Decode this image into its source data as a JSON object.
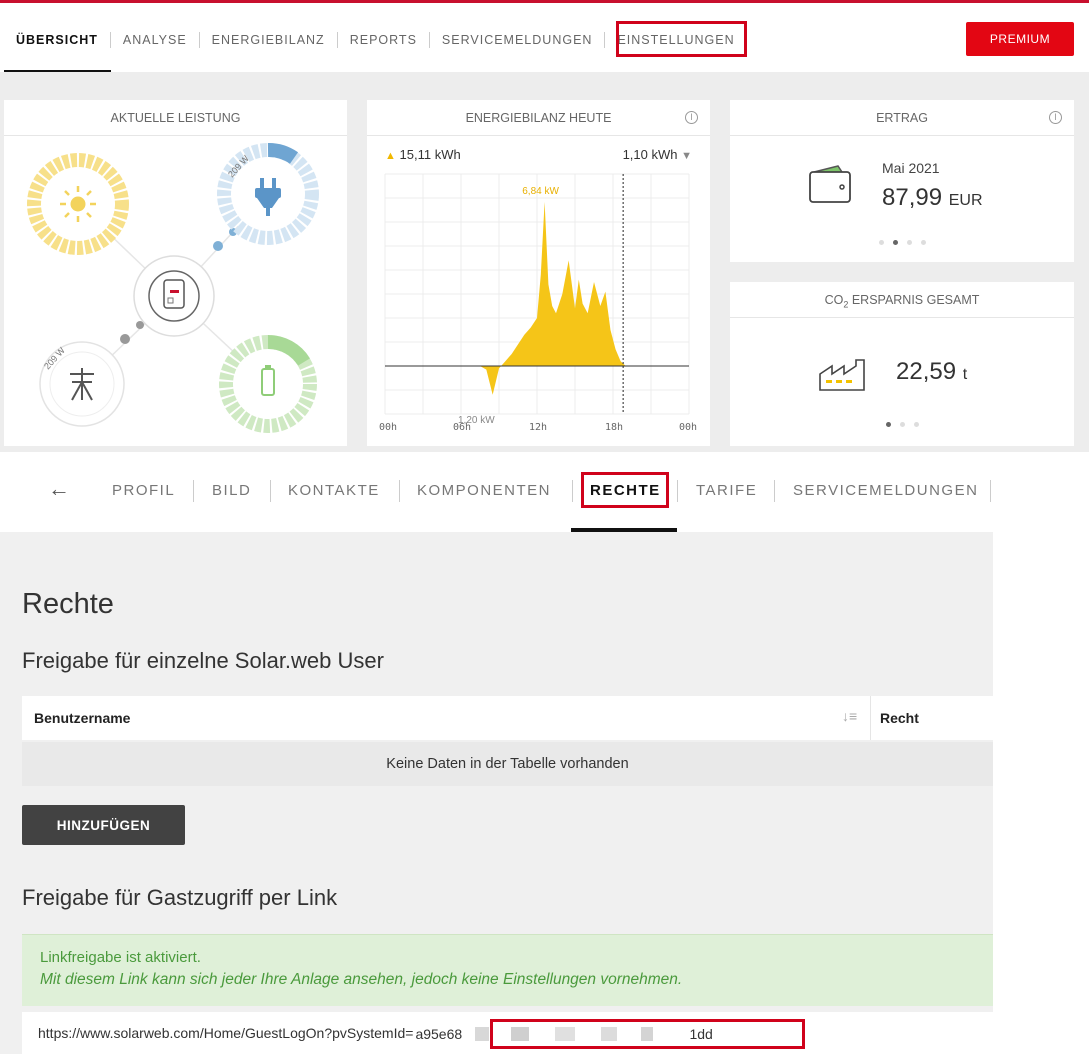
{
  "topnav": {
    "items": [
      "ÜBERSICHT",
      "ANALYSE",
      "ENERGIEBILANZ",
      "REPORTS",
      "SERVICEMELDUNGEN",
      "EINSTELLUNGEN"
    ],
    "premium_label": "PREMIUM"
  },
  "cards": {
    "leistung": {
      "title": "AKTUELLE LEISTUNG",
      "load_value": "209 W",
      "grid_value": "209 W"
    },
    "energiebilanz": {
      "title": "ENERGIEBILANZ HEUTE",
      "produced": "15,11 kWh",
      "consumed": "1,10 kWh",
      "peak_label": "6,84 kW",
      "min_label": "1,20 kW",
      "x_ticks": [
        "00h",
        "06h",
        "12h",
        "18h",
        "00h"
      ]
    },
    "ertrag": {
      "title": "ERTRAG",
      "period": "Mai 2021",
      "value": "87,99",
      "unit": "EUR"
    },
    "co2": {
      "title_prefix": "CO",
      "title_sub": "2",
      "title_suffix": " ERSPARNIS GESAMT",
      "value": "22,59",
      "unit": "t"
    }
  },
  "chart_data": {
    "type": "area",
    "title": "ENERGIEBILANZ HEUTE",
    "xlabel": "",
    "ylabel": "",
    "x_unit": "hour",
    "xlim": [
      0,
      24
    ],
    "ylim": [
      -2,
      8
    ],
    "x_ticks": [
      "00h",
      "06h",
      "12h",
      "18h",
      "00h"
    ],
    "annotations": [
      {
        "text": "6,84 kW",
        "x": 12.6,
        "y": 6.84
      },
      {
        "text": "1,20 kW",
        "x": 8.0,
        "y": -1.2
      }
    ],
    "series": [
      {
        "x": [
          0,
          4,
          6,
          7,
          7.5,
          8,
          8.5,
          9,
          9.5,
          10,
          10.5,
          11,
          11.5,
          12,
          12.3,
          12.6,
          12.9,
          13.2,
          13.5,
          14,
          14.5,
          15,
          15.3,
          15.6,
          16,
          16.5,
          17,
          17.4,
          17.8,
          18.2,
          18.6,
          19,
          24
        ],
        "values": [
          0,
          0,
          0,
          0,
          0,
          -0.15,
          -1.2,
          -0.1,
          0.2,
          0.5,
          0.9,
          1.3,
          1.6,
          2.0,
          3.8,
          6.84,
          3.4,
          2.5,
          2.2,
          3.0,
          4.4,
          2.4,
          3.6,
          2.6,
          2.2,
          3.5,
          2.5,
          3.1,
          1.5,
          0.7,
          0.2,
          0,
          0
        ]
      }
    ],
    "cursor_x": 18.8
  },
  "subnav": {
    "back_label": "←",
    "items": [
      "PROFIL",
      "BILD",
      "KONTAKTE",
      "KOMPONENTEN",
      "RECHTE",
      "TARIFE",
      "SERVICEMELDUNGEN"
    ]
  },
  "rechte": {
    "title": "Rechte",
    "users_heading": "Freigabe für einzelne Solar.web User",
    "col_username": "Benutzername",
    "col_recht": "Recht",
    "empty_text": "Keine Daten in der Tabelle vorhanden",
    "add_label": "HINZUFÜGEN",
    "guest_heading": "Freigabe für Gastzugriff per Link",
    "alert_line1": "Linkfreigabe ist aktiviert.",
    "alert_line2": "Mit diesem Link kann sich jeder Ihre Anlage ansehen, jedoch keine Einstellungen vornehmen.",
    "link_prefix": "https://www.solarweb.com/Home/GuestLogOn?pvSystemId=",
    "link_id_start": "a95e68",
    "link_id_end": "1dd"
  }
}
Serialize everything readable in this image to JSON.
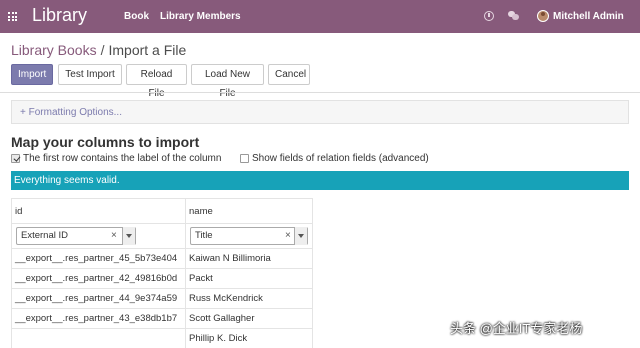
{
  "navbar": {
    "app_title": "Library",
    "menu": [
      "Book",
      "Library Members"
    ],
    "user_name": "Mitchell Admin",
    "accent_color": "#875a7b",
    "icons": [
      "apps-icon",
      "clock-icon",
      "chat-icon",
      "avatar"
    ]
  },
  "breadcrumb": {
    "parent": "Library Books",
    "separator": "/",
    "current": "Import a File"
  },
  "buttons": {
    "import": "Import",
    "test_import": "Test Import",
    "reload_file": "Reload File",
    "load_new_file": "Load New File",
    "cancel": "Cancel"
  },
  "formatting_options": "+ Formatting Options...",
  "mapping": {
    "heading": "Map your columns to import",
    "first_row_label": "The first row contains the label of the column",
    "first_row_checked": true,
    "relation_fields_label": "Show fields of relation fields (advanced)",
    "relation_fields_checked": false
  },
  "alert": {
    "text": "Everything seems valid.",
    "color": "#17a2b8"
  },
  "preview": {
    "columns": [
      "id",
      "name"
    ],
    "mapped_fields": [
      "External ID",
      "Title"
    ],
    "clear_symbol": "×",
    "rows": [
      [
        "__export__.res_partner_45_5b73e404",
        "Kaiwan N Billimoria"
      ],
      [
        "__export__.res_partner_42_49816b0d",
        "Packt"
      ],
      [
        "__export__.res_partner_44_9e374a59",
        "Russ McKendrick"
      ],
      [
        "__export__.res_partner_43_e38db1b7",
        "Scott Gallagher"
      ],
      [
        "",
        "Phillip K. Dick"
      ]
    ]
  },
  "watermark": "头条 @企业IT专家老杨"
}
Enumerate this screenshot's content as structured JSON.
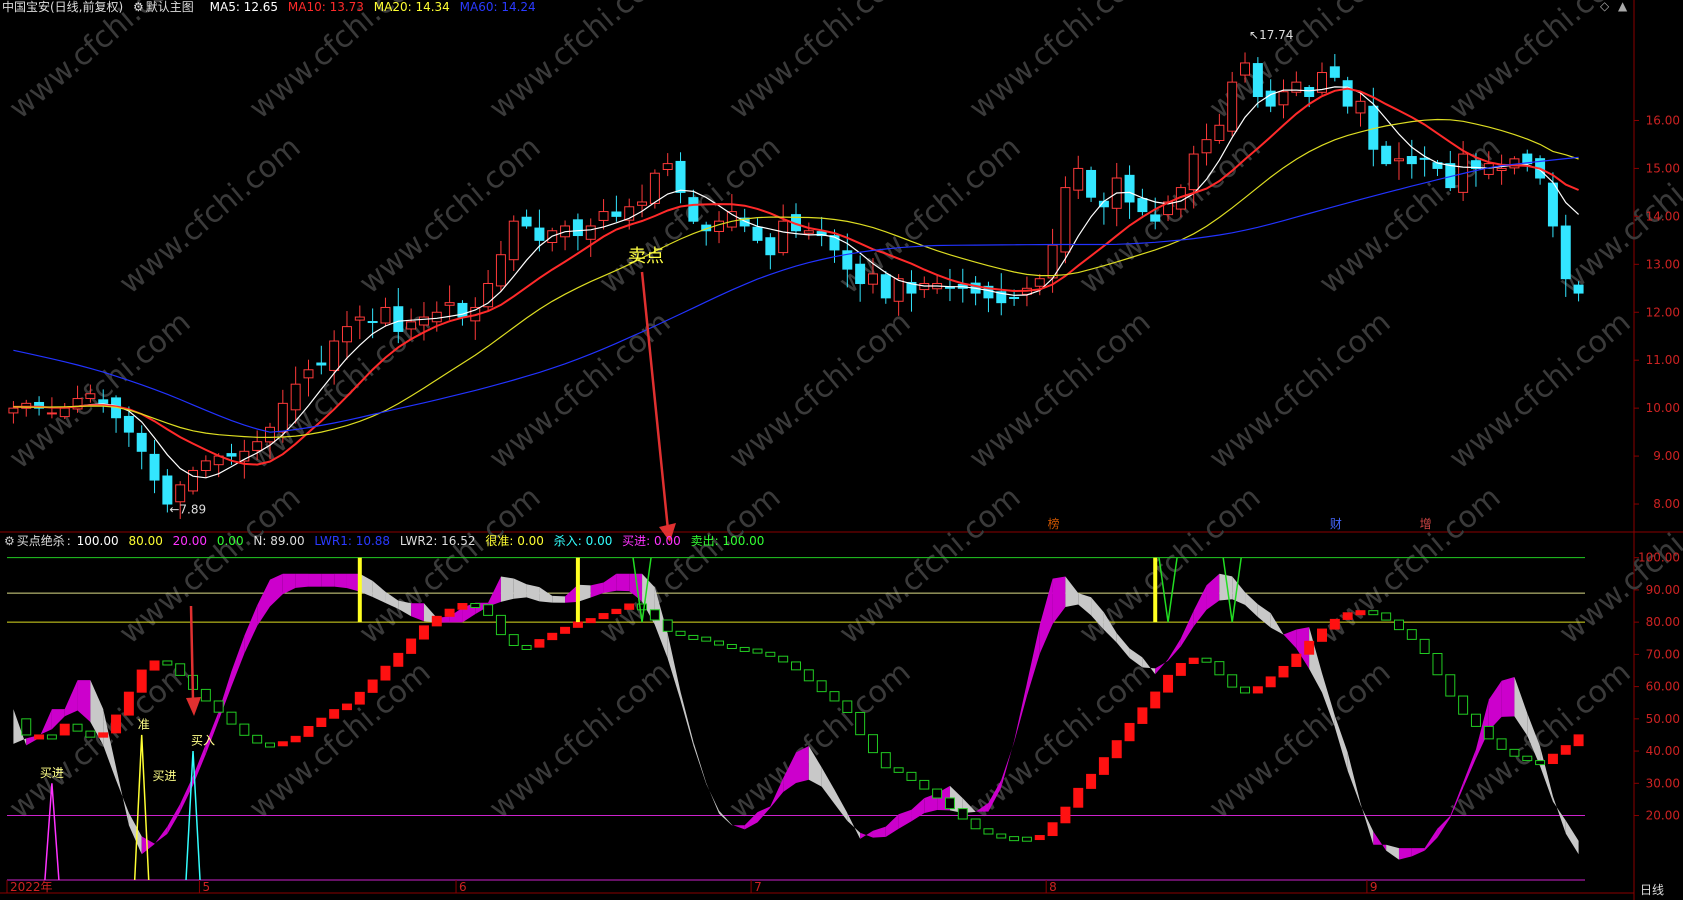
{
  "header": {
    "title": "中国宝安(日线,前复权)",
    "main_label": "默认主图",
    "ma": [
      {
        "label": "MA5: 12.65",
        "color": "#ffffff"
      },
      {
        "label": "MA10: 13.73",
        "color": "#ff2a2a"
      },
      {
        "label": "MA20: 14.34",
        "color": "#ffff33"
      },
      {
        "label": "MA60: 14.24",
        "color": "#2a3aff"
      }
    ]
  },
  "indicator_header": {
    "name": "买点绝杀",
    "values": [
      {
        "label": "100.00",
        "color": "#ffffff"
      },
      {
        "label": "80.00",
        "color": "#ffff33"
      },
      {
        "label": "20.00",
        "color": "#ff33ff"
      },
      {
        "label": "0.00",
        "color": "#33ff33"
      },
      {
        "label": "N: 89.00",
        "color": "#dddddd"
      },
      {
        "label": "LWR1: 10.88",
        "color": "#2a3aff"
      },
      {
        "label": "LWR2: 16.52",
        "color": "#dddddd"
      },
      {
        "label": "很准: 0.00",
        "color": "#ffff33"
      },
      {
        "label": "杀入: 0.00",
        "color": "#33ffff"
      },
      {
        "label": "买进: 0.00",
        "color": "#ff33ff"
      },
      {
        "label": "卖出: 100.00",
        "color": "#33ff33"
      }
    ]
  },
  "labels": {
    "max_price": "17.74",
    "min_price": "7.89",
    "sell_point": "卖点",
    "buy_in_1": "买进",
    "buy_in_2": "买进",
    "accurate": "准",
    "kill_in": "买入",
    "period": "日线",
    "events": [
      "榜",
      "财",
      "增"
    ]
  },
  "chart_data": [
    {
      "type": "candlestick",
      "title": "中国宝安(日线,前复权)",
      "y_axis_ticks": [
        8,
        9,
        10,
        11,
        12,
        13,
        14,
        15,
        16
      ],
      "ylim": [
        7.5,
        18.2
      ],
      "x_ticks": [
        "2022年",
        "5",
        "6",
        "7",
        "8",
        "9"
      ],
      "x_tick_index": [
        0,
        15,
        35,
        58,
        81,
        106
      ],
      "num_bars": 122,
      "ma5_last": 12.65,
      "ma10_last": 13.73,
      "ma20_last": 14.34,
      "ma60_last": 14.24,
      "max_label": 17.74,
      "min_label": 7.89,
      "close_series": [
        10.0,
        10.1,
        10.0,
        9.9,
        10.0,
        10.2,
        10.3,
        10.1,
        9.8,
        9.5,
        9.1,
        8.5,
        8.0,
        8.4,
        8.7,
        8.9,
        9.0,
        9.0,
        9.1,
        9.3,
        9.6,
        10.1,
        10.5,
        10.8,
        10.9,
        11.4,
        11.7,
        11.9,
        11.8,
        12.1,
        11.6,
        11.8,
        11.9,
        12.0,
        12.2,
        11.9,
        12.1,
        12.6,
        13.2,
        13.9,
        13.8,
        13.5,
        13.7,
        13.8,
        13.6,
        13.8,
        14.1,
        14.0,
        14.2,
        14.3,
        14.9,
        15.1,
        14.5,
        13.9,
        13.7,
        13.9,
        14.1,
        13.8,
        13.5,
        13.2,
        13.9,
        13.7,
        13.7,
        13.6,
        13.3,
        12.9,
        12.6,
        12.8,
        12.3,
        12.7,
        12.4,
        12.6,
        12.6,
        12.5,
        12.5,
        12.4,
        12.3,
        12.2,
        12.3,
        12.5,
        12.7,
        13.4,
        14.6,
        15.0,
        14.4,
        14.2,
        14.8,
        14.3,
        14.1,
        13.9,
        14.3,
        14.6,
        15.3,
        15.6,
        15.9,
        16.8,
        17.2,
        16.5,
        16.3,
        16.6,
        16.8,
        16.5,
        17.0,
        16.9,
        16.3,
        16.4,
        15.4,
        15.1,
        15.2,
        15.1,
        15.2,
        15.0,
        14.6,
        15.3,
        15.0,
        15.1,
        15.0,
        15.2,
        15.1,
        14.8,
        13.8,
        12.7,
        12.4
      ]
    },
    {
      "type": "indicator",
      "title": "买点绝杀",
      "y_axis_ticks": [
        20,
        30,
        40,
        50,
        60,
        70,
        80,
        90,
        100
      ],
      "ylim": [
        0,
        103
      ],
      "levels": [
        100,
        89,
        80,
        20,
        0
      ],
      "events": {
        "sell_point_index": 51,
        "buy_arrow_index": 15
      }
    }
  ]
}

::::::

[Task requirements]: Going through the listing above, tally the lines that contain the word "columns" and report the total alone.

[Task answer]: 2